▸ What is being asked: For every line in the material, set down an identical one.

▸ Data:
○ ○ ○ ○ ○

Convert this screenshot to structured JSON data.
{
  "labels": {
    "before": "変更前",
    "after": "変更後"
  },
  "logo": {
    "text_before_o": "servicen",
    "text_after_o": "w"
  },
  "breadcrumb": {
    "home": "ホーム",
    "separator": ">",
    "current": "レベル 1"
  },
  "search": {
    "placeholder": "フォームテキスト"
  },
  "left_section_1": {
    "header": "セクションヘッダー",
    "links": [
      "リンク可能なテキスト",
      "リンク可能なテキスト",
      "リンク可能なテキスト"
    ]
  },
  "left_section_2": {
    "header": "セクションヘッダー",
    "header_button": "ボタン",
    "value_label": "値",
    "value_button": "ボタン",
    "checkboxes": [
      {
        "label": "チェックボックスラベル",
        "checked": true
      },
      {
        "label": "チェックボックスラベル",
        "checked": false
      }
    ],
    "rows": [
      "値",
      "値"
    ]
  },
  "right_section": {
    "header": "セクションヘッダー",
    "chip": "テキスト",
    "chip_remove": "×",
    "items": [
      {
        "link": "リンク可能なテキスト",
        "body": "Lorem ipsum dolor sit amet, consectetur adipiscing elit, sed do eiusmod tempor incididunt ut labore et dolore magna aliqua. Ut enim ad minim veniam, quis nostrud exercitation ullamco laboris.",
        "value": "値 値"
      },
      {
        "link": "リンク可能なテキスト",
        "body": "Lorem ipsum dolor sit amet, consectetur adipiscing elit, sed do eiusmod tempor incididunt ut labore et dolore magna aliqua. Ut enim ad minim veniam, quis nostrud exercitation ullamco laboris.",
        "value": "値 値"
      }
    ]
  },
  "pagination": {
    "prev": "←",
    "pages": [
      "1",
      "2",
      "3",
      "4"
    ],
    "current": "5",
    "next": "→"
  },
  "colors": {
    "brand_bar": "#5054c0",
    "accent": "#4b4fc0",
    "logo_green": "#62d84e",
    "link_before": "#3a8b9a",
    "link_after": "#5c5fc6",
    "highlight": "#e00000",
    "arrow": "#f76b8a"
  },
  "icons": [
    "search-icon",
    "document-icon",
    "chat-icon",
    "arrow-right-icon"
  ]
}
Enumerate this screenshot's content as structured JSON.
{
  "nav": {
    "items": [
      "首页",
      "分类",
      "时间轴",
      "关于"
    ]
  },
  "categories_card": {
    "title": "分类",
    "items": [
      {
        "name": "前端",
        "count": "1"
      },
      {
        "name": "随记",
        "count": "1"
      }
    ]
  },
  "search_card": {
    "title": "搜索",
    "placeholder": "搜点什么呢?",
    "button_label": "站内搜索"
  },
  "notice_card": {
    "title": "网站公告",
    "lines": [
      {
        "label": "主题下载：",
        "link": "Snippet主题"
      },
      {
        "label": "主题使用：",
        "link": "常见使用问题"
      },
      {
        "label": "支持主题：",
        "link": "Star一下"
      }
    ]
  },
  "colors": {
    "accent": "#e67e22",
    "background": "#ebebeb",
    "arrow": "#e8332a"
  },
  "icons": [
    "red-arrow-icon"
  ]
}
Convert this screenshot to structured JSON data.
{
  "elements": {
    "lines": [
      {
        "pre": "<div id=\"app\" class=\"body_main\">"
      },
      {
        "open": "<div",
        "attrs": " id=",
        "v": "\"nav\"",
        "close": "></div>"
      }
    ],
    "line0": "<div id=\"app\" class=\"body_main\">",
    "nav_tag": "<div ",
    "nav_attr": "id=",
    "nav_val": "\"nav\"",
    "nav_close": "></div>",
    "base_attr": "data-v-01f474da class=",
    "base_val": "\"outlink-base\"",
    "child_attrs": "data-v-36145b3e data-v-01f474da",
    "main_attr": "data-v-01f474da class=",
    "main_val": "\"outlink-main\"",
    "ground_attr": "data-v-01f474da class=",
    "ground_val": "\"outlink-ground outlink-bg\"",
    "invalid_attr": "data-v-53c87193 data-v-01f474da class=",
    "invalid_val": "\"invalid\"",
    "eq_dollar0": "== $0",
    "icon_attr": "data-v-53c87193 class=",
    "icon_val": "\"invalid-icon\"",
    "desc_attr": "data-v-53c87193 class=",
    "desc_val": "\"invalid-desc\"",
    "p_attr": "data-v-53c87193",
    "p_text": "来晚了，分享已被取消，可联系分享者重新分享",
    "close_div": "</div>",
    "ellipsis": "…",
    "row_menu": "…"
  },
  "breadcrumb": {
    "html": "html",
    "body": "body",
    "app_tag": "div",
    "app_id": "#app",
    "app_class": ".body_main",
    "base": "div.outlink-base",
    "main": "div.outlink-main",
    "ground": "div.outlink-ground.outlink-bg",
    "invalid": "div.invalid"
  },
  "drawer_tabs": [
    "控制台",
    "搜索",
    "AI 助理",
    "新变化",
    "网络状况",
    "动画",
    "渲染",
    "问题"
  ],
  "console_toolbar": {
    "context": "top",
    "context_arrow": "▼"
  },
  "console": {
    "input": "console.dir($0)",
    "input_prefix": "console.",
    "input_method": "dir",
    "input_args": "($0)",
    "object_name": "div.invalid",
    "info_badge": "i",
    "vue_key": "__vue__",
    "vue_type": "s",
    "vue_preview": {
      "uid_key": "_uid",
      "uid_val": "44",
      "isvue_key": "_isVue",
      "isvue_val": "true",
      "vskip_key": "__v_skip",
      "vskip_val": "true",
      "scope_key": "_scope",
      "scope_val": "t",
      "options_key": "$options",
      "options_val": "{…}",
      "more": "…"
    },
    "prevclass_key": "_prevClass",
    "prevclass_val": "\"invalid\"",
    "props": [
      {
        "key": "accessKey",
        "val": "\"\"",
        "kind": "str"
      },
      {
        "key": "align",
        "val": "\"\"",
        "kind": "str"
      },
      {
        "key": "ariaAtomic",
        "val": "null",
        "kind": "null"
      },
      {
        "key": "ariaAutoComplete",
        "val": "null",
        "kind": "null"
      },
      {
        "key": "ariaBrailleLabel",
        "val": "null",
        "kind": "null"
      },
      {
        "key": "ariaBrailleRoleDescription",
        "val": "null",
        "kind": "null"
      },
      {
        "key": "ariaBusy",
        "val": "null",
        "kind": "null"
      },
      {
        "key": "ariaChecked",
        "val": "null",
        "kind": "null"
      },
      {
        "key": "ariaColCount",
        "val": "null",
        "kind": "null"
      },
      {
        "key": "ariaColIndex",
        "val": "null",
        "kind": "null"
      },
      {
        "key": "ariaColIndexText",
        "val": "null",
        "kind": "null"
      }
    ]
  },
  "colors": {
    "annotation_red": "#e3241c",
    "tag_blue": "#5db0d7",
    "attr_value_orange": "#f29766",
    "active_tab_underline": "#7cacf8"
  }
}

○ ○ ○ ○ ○

▸ Written answer:
Convert this screenshot to structured JSON data.
{
  "labels": {
    "before": "変更前",
    "after": "変更後"
  },
  "logo": {
    "text_before_o": "servicen",
    "text_after_o": "w"
  },
  "breadcrumb": {
    "home": "ホーム",
    "separator": ">",
    "current": "レベル 1"
  },
  "search": {
    "placeholder": "フォームテキスト"
  },
  "left_section_1": {
    "header": "セクションヘッダー",
    "links": [
      "リンク可能なテキスト",
      "リンク可能なテキスト",
      "リンク可能なテキスト"
    ]
  },
  "left_section_2": {
    "header": "セクションヘッダー",
    "header_button": "ボタン",
    "value_label": "値",
    "value_button": "ボタン",
    "checkboxes": [
      {
        "label": "チェックボックスラベル",
        "checked": true
      },
      {
        "label": "チェックボックスラベル",
        "checked": false
      }
    ],
    "rows": [
      "値",
      "値"
    ]
  },
  "right_section": {
    "header": "セクションヘッダー",
    "chip": "テキスト",
    "chip_remove": "×",
    "items": [
      {
        "link": "リンク可能なテキスト",
        "body": "Lorem ipsum dolor sit amet, consectetur adipiscing elit, sed do eiusmod tempor incididunt ut labore et dolore magna aliqua. Ut enim ad minim veniam, quis nostrud exercitation ullamco laboris.",
        "value": "値 値"
      },
      {
        "link": "リンク可能なテキスト",
        "body": "Lorem ipsum dolor sit amet, consectetur adipiscing elit, sed do eiusmod tempor incididunt ut labore et dolore magna aliqua. Ut enim ad minim veniam, quis nostrud exercitation ullamco laboris.",
        "value": "値 値"
      }
    ]
  },
  "pagination": {
    "prev": "←",
    "pages": [
      "1",
      "2",
      "3",
      "4"
    ],
    "current": "5",
    "next": "→"
  },
  "colors": {
    "brand_bar": "#5054c0",
    "accent": "#4b4fc0",
    "logo_green": "#62d84e",
    "link_before": "#3a8b9a",
    "link_after": "#5c5fc6",
    "highlight": "#e00000",
    "arrow": "#f76b8a"
  },
  "icons": [
    "search-icon",
    "document-icon",
    "chat-icon",
    "arrow-right-icon"
  ]
}
Enumerate this screenshot's content as structured JSON.
{
  "nav": {
    "items": [
      "首页",
      "分类",
      "时间轴",
      "关于"
    ]
  },
  "categories_card": {
    "title": "分类",
    "items": [
      {
        "name": "前端",
        "count": "1"
      },
      {
        "name": "随记",
        "count": "1"
      }
    ]
  },
  "search_card": {
    "title": "搜索",
    "placeholder": "搜点什么呢?",
    "button_label": "站内搜索"
  },
  "notice_card": {
    "title": "网站公告",
    "lines": [
      {
        "label": "主题下载：",
        "link": "Snippet主题"
      },
      {
        "label": "主题使用：",
        "link": "常见使用问题"
      },
      {
        "label": "支持主题：",
        "link": "Star一下"
      }
    ]
  },
  "colors": {
    "accent": "#e67e22",
    "background": "#ebebeb",
    "arrow": "#e8332a"
  },
  "icons": [
    "red-arrow-icon"
  ]
}
Convert this screenshot to structured JSON data.
{
  "elements": {
    "lines": [
      {
        "pre": "<div id=\"app\" class=\"body_main\">"
      },
      {
        "open": "<div",
        "attrs": " id=",
        "v": "\"nav\"",
        "close": "></div>"
      }
    ],
    "line0": "<div id=\"app\" class=\"body_main\">",
    "nav_tag": "<div ",
    "nav_attr": "id=",
    "nav_val": "\"nav\"",
    "nav_close": "></div>",
    "base_attr": "data-v-01f474da class=",
    "base_val": "\"outlink-base\"",
    "child_attrs": "data-v-36145b3e data-v-01f474da",
    "main_attr": "data-v-01f474da class=",
    "main_val": "\"outlink-main\"",
    "ground_attr": "data-v-01f474da class=",
    "ground_val": "\"outlink-ground outlink-bg\"",
    "invalid_attr": "data-v-53c87193 data-v-01f474da class=",
    "invalid_val": "\"invalid\"",
    "eq_dollar0": "== $0",
    "icon_attr": "data-v-53c87193 class=",
    "icon_val": "\"invalid-icon\"",
    "desc_attr": "data-v-53c87193 class=",
    "desc_val": "\"invalid-desc\"",
    "p_attr": "data-v-53c87193",
    "p_text": "来晚了，分享已被取消，可联系分享者重新分享",
    "close_div": "</div>",
    "ellipsis": "…",
    "row_menu": "…"
  },
  "breadcrumb": {
    "html": "html",
    "body": "body",
    "app_tag": "div",
    "app_id": "#app",
    "app_class": ".body_main",
    "base": "div.outlink-base",
    "main": "div.outlink-main",
    "ground": "div.outlink-ground.outlink-bg",
    "invalid": "div.invalid"
  },
  "drawer_tabs": [
    "控制台",
    "搜索",
    "AI 助理",
    "新变化",
    "网络状况",
    "动画",
    "渲染",
    "问题"
  ],
  "console_toolbar": {
    "context": "top",
    "context_arrow": "▼"
  },
  "console": {
    "input": "console.dir($0)",
    "input_prefix": "console.",
    "input_method": "dir",
    "input_args": "($0)",
    "object_name": "div.invalid",
    "info_badge": "i",
    "vue_key": "__vue__",
    "vue_type": "s",
    "vue_preview": {
      "uid_key": "_uid",
      "uid_val": "44",
      "isvue_key": "_isVue",
      "isvue_val": "true",
      "vskip_key": "__v_skip",
      "vskip_val": "true",
      "scope_key": "_scope",
      "scope_val": "t",
      "options_key": "$options",
      "options_val": "{…}",
      "more": "…"
    },
    "prevclass_key": "_prevClass",
    "prevclass_val": "\"invalid\"",
    "props": [
      {
        "key": "accessKey",
        "val": "\"\"",
        "kind": "str"
      },
      {
        "key": "align",
        "val": "\"\"",
        "kind": "str"
      },
      {
        "key": "ariaAtomic",
        "val": "null",
        "kind": "null"
      },
      {
        "key": "ariaAutoComplete",
        "val": "null",
        "kind": "null"
      },
      {
        "key": "ariaBrailleLabel",
        "val": "null",
        "kind": "null"
      },
      {
        "key": "ariaBrailleRoleDescription",
        "val": "null",
        "kind": "null"
      },
      {
        "key": "ariaBusy",
        "val": "null",
        "kind": "null"
      },
      {
        "key": "ariaChecked",
        "val": "null",
        "kind": "null"
      },
      {
        "key": "ariaColCount",
        "val": "null",
        "kind": "null"
      },
      {
        "key": "ariaColIndex",
        "val": "null",
        "kind": "null"
      },
      {
        "key": "ariaColIndexText",
        "val": "null",
        "kind": "null"
      }
    ]
  },
  "colors": {
    "annotation_red": "#e3241c",
    "tag_blue": "#5db0d7",
    "attr_value_orange": "#f29766",
    "active_tab_underline": "#7cacf8"
  }
}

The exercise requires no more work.